FIFTY-FOUR prospective arbitrators boycotted professional exams yesterday, saying the tests are not a legal requirement.
The Kingdom’s is setting up a National Arbitration Centre to allow businesses to resolve disagreements outside the court system.
However, the training of those set to work within the system has itself become subject to dispute.
The Ministry of Commerce had issued a letter asking candidate arbitrators to take exams ahead of their official appointment.
But candidates say the Ministry’s order does not comply with a previous government sub-decree, which informed candidates to apply for positions at the National Arbitration Centre directly after completing their training.
Prospective candidate Lim Chhen told the Post yesterday: “The examinations were just so-called boss pleasing. It is not legitimate."
"The boycott is an activity to strengthen the implementation and respect for the basic sub-decree,” he said, speaking to reporters on Monivong Boulevard, near to Phnom Penh's Royal University of Law and Economics.
Fellow candidate, 36-year-old Phan Panha, talked of a culture of top-down government leadership, and said that the candidates would take the test if set out in the sub-decree, “but it was not stated”.
He said that the would-be arbitrators would apply to the National Centre, as set out in article 52 of the sub-decree today.
The candidates have previously raised their concerns in a letter addressed to Prime Minister Hun Sen’s office.
Mao Thora, secretary of state for the Commerce Ministry and director of preparation and recruitment for the Prime Arbitrator Committee, refused to answer requests for comment yesterday.

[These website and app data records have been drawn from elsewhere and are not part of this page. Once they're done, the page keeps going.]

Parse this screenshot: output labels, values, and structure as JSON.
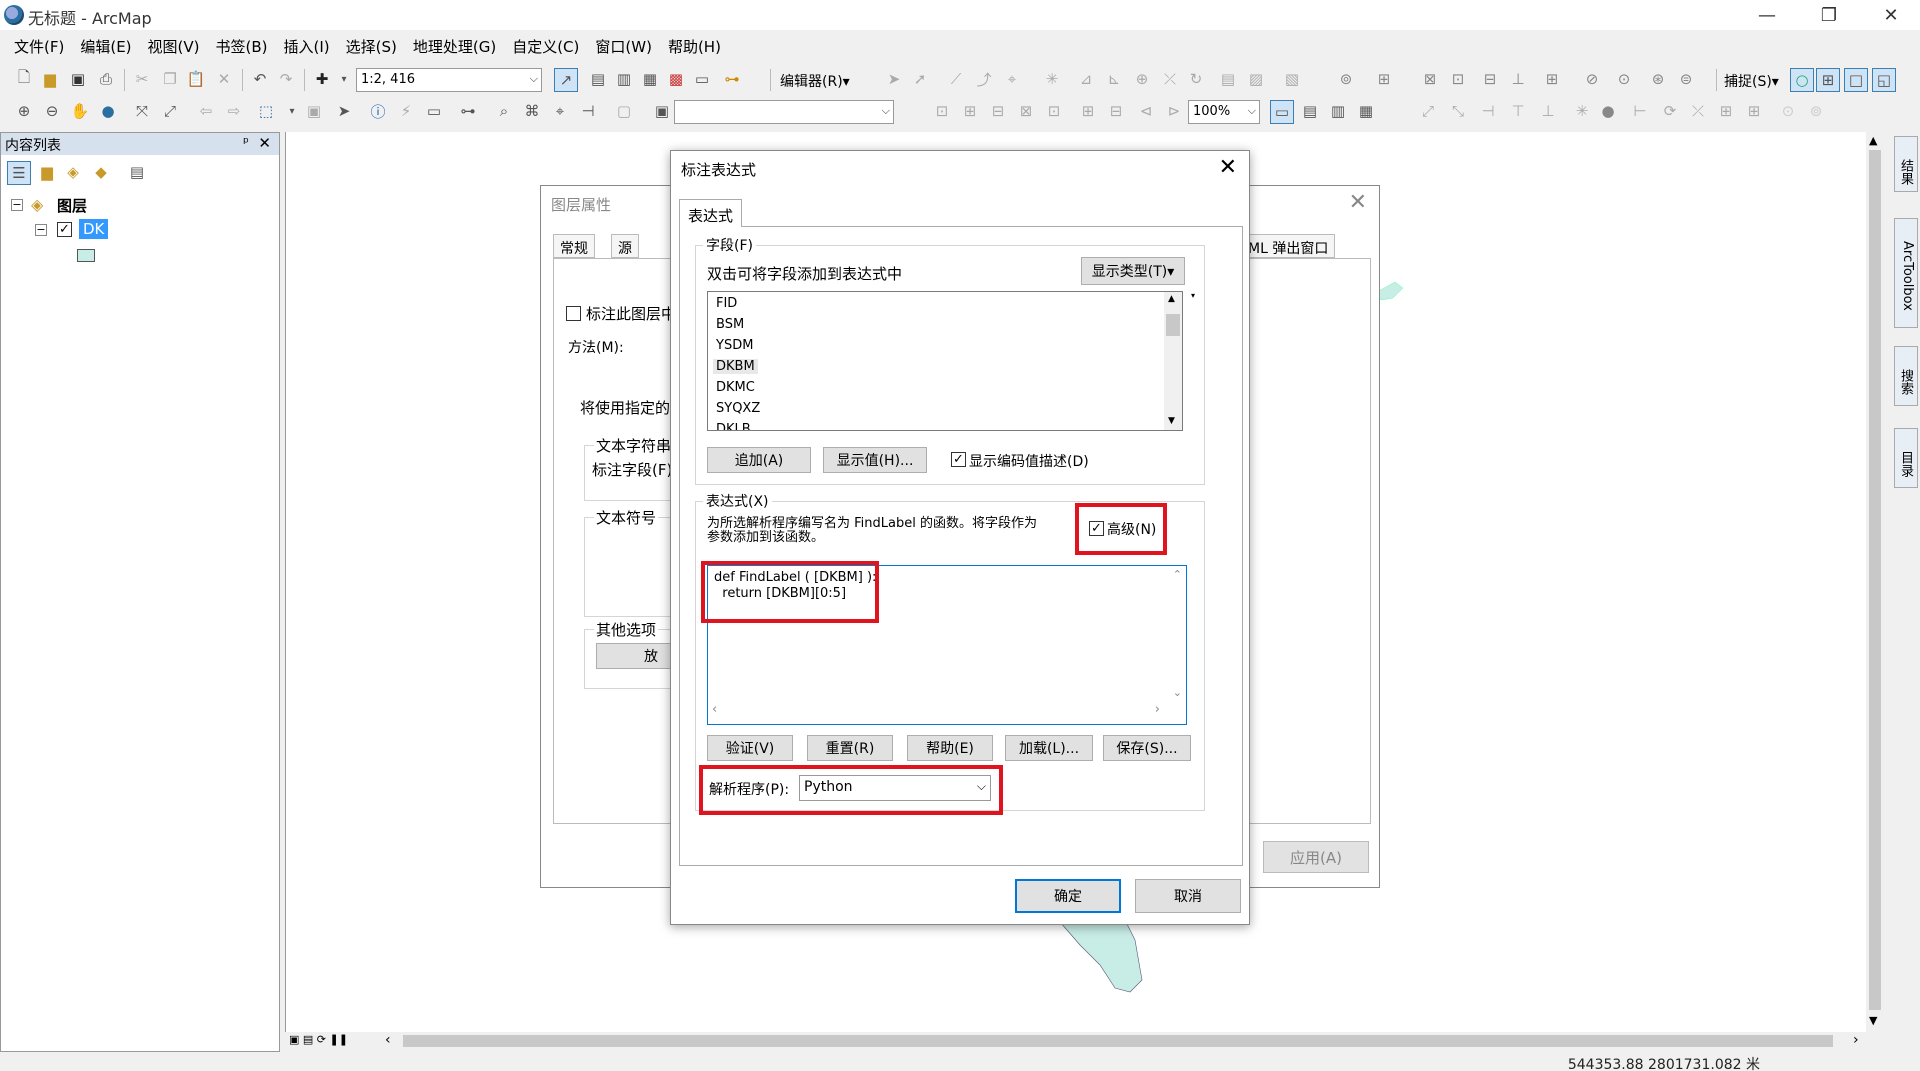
{
  "app": {
    "title": "无标题 - ArcMap",
    "window_controls": [
      "—",
      "❐",
      "✕"
    ]
  },
  "menu": [
    "文件(F)",
    "编辑(E)",
    "视图(V)",
    "书签(B)",
    "插入(I)",
    "选择(S)",
    "地理处理(G)",
    "自定义(C)",
    "窗口(W)",
    "帮助(H)"
  ],
  "toolbar": {
    "scale_value": "1:2, 416",
    "editor_label": "编辑器(R)▾",
    "snapping_label": "捕捉(S)▾",
    "zoom_value": "100%"
  },
  "toc": {
    "title": "内容列表",
    "pin": "ᵖ",
    "close": "✕",
    "root_label": "图层",
    "layer_name": "DK"
  },
  "side_tabs": [
    "结果",
    "ArcToolbox",
    "搜索",
    "目录"
  ],
  "status": {
    "coords": "544353.88  2801731.082 米"
  },
  "layer_properties": {
    "title": "图层属性",
    "tabs": [
      "常规",
      "源"
    ],
    "tab_right": "ML 弹出窗口",
    "label_checkbox": "标注此图层中",
    "method_label": "方法(M):",
    "use_specified": "将使用指定的",
    "text_string": "文本字符串",
    "label_field": "标注字段(F):",
    "text_symbol": "文本符号",
    "other_options": "其他选项",
    "place_button": "放",
    "apply_button": "应用(A)"
  },
  "dialog": {
    "title": "标注表达式",
    "tab": "表达式",
    "fields_group": "字段(F)",
    "fields_hint": "双击可将字段添加到表达式中",
    "show_type_button": "显示类型(T)▾",
    "fields": [
      "FID",
      "BSM",
      "YSDM",
      "DKBM",
      "DKMC",
      "SYQXZ",
      "DKLB"
    ],
    "selected_field": "DKBM",
    "append_button": "追加(A)",
    "show_values_button": "显示值(H)...",
    "show_coded_checkbox": "显示编码值描述(D)",
    "expression_group": "表达式(X)",
    "expression_hint_line1": "为所选解析程序编写名为 FindLabel 的函数。将字段作为",
    "expression_hint_line2": "参数添加到该函数。",
    "advanced_checkbox": "高级(N)",
    "code_line1": "def FindLabel ( [DKBM] ):",
    "code_line2": "  return [DKBM][0:5]",
    "verify_button": "验证(V)",
    "reset_button": "重置(R)",
    "help_button": "帮助(E)",
    "load_button": "加载(L)...",
    "save_button": "保存(S)...",
    "parser_label": "解析程序(P):",
    "parser_value": "Python",
    "ok_button": "确定",
    "cancel_button": "取消"
  },
  "colors": {
    "highlight_red": "#e0141e",
    "focus_blue": "#0078d7",
    "map_feature": "#c8ece6"
  }
}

Other officials approached for comment at both the Ministry of Commerce and Cambodia's Chamber of Commerce referred questions back to Mao Thora.